2019 Theses Doctoral
Cellular Mechanisms of Neurovascular Breakdown and Neuronal Dysfunction Following Recurrent Group A Streptococcus Infections in Mice
Autoimmune encephalitic (AE) syndromes represent a unique manifestation of autoimmunity: the immune system recognizes the brain as foreign, and interferes with neuronal function. AE syndromes are characterized by hallucinations, paranoia, anxiety, seizures, and autonomic dysregulation, and progress over a matter of weeks as autoantibodies targeting the brain bind more densely to their CNS targets. Development of AE has been linked to peripheral tumors and infection, both of which provide structural mimetics to CNS antigens to incite an immune response in the periphery. How these brain-specific antibodies reach the CNS remains unclear.
In rare cases, Group A Streptococcus (GAS, S. pyogenes) infections can cause CNS autoimmunity targeting the basal ganglia, termed post-infectious basal ganglia encephalitis (BGE), manifesting as motor (Sydenham’s chorea) and psychiatric (Pediatric Autoimmune Neuropsychiatric Disorders Associated with Streptococcus, PANDAS) abnormalities. In a mouse model of post-infectious BGE, we have shown that repeated intranasal GAS infections generate robust T cell infiltration into the CNS, concomitant with blood-brain barrier breakdown, microglial activation, and olfactory synapse degradation. However, the different T cell subtypes that enter the brain, how they enter the CNS, and their relative contributions to neural dysfunction and neuroinflammation remain unclear.

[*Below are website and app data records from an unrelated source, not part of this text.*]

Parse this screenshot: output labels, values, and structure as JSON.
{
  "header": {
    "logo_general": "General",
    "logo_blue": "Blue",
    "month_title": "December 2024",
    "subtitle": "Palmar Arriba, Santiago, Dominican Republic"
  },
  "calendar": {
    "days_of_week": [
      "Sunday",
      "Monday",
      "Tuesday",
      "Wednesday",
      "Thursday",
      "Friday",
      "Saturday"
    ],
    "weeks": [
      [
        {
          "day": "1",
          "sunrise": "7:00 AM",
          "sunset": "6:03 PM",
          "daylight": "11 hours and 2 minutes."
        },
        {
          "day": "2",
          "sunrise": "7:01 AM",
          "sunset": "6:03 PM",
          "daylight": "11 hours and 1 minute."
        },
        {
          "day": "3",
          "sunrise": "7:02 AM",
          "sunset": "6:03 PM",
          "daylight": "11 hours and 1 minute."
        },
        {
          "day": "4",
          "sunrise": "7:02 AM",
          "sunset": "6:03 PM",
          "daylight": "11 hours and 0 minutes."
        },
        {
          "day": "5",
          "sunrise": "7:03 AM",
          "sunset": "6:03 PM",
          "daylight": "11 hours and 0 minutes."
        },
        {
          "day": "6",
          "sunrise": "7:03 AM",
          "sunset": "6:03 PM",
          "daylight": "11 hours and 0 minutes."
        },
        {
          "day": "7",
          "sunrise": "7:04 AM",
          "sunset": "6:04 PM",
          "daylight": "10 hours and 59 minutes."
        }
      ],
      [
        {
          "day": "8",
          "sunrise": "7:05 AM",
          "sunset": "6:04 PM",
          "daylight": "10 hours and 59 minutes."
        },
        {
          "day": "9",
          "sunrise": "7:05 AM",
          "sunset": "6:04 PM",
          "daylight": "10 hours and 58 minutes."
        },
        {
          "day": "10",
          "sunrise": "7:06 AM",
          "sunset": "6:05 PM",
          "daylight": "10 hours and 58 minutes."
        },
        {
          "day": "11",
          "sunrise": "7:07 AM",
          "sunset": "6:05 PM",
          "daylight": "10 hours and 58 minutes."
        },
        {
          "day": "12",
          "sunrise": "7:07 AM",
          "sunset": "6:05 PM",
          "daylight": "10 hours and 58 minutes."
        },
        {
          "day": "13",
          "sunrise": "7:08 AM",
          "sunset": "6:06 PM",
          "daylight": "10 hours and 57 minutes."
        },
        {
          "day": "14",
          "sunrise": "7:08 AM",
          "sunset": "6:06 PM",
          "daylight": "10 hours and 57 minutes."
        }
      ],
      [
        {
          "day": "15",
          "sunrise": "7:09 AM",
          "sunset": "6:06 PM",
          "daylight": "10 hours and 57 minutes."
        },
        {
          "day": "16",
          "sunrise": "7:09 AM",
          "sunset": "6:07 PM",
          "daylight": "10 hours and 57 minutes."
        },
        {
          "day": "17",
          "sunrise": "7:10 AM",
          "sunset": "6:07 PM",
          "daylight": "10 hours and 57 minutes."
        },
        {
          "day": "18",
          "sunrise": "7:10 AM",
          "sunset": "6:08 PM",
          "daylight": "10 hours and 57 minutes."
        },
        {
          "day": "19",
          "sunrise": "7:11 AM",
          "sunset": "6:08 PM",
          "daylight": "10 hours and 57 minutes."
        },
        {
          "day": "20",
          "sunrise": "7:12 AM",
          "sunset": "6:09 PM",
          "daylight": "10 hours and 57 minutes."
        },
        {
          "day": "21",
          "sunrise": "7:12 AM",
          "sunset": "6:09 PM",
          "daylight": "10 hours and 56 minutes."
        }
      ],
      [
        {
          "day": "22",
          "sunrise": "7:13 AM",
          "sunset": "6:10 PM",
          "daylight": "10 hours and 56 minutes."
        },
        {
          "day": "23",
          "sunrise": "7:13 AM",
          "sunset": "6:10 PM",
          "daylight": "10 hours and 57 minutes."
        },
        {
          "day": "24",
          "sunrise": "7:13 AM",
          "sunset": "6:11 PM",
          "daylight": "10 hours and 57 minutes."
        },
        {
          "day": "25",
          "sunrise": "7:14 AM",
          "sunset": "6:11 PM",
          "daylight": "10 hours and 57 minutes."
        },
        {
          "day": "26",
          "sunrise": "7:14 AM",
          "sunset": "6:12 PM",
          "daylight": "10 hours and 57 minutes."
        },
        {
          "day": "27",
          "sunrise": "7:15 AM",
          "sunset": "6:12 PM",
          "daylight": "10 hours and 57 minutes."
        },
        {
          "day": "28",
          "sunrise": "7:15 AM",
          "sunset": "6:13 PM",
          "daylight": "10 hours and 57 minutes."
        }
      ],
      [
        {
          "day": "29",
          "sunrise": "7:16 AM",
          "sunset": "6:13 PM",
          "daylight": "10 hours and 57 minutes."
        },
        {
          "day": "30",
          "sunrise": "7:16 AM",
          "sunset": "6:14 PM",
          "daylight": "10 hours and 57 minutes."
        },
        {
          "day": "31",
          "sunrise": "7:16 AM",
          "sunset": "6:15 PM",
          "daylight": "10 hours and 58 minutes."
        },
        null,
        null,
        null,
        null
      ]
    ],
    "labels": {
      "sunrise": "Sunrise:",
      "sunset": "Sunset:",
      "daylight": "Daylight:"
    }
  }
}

Th17 lymphocytes are heavily implicated in many autoimmune diseases, but whether the inflammatory post-infectious BGE reaction induces functional deficits in odor processing and requires Th17 lymphocytes was unknown. Here we demonstrate that mice lacking Th17 lymphocytes display both reduced BBB impairment and antibody infiltration. Furthermore, multiple GAS infections induce deficits in odor processing, which are partially ameliorated in Th17 cell-deficient mice. Notably, neuroinflammation and some excitatory synaptic loss persist, due to the presence of Th1 lymphocytes. Th17 lymphocytes are therefore critical for both selective CNS entry of autoantibodies and neural circuit impairment during post-infectious BGE. By examining the regulation of chemokine ligand expression in GAS-inoculated mice, we determined that CCL20/CCR6 and CCL2/CCR2 chemokine axes are implicated in T cell homing to the brain. In chemokine receptor mutant CCR6+/- CCR2-/- mice, T cell infiltration is reduced by 86.2%, and microglial activation is blunted. These findings suggest that CCL2/CCR2 and CCL20/CCR6 signaling may play a role in T cell homing to the brain and neuroinflammation. Finally, we first assessed behavioral and immune responses in two different GAS exposure models. It was clear that while behavioral abnormalities can be recapitulated in mice given subcutaneous GAS immunizations, this elicited relatively weak cellular and humoral immune responses. By contrast, mice given intranasal GAS inoculations showed minimal behavioral abnormalities, but elicited robust humoral and cellular immune responses.
Taken together, these data demonstrate the pivotal role of Th17 lymphocytes in brain pathology and olfactory processing deficits after recurrent GAS infections in our mouse model. Our intranasal inoculation model supports the conclusion that post-infectious BGE is autoimmune in nature, despite the absence of behavioral symptoms in this model. Using multiple mouse models of post-infectious BGE may allow us to study distinct facets of disease pathogenesis. Finally, this work underscores the ability of T cells to incite neuroinflammation, provides a useful clinical diagnostic test in olfactory functional assessments, and lends support to T cell immunotherapy strategies in patients with post-infectious BGEs.
- Platt_columbia_0054D_15327.pdf application/pdf 15.2 MB Download File
More About This Work
- Academic Units
- Neurobiology and Behavior
- Thesis Advisors
- Agalliu, Dritan
- Ph.D., Columbia University
- Published Here
- July 31, 2019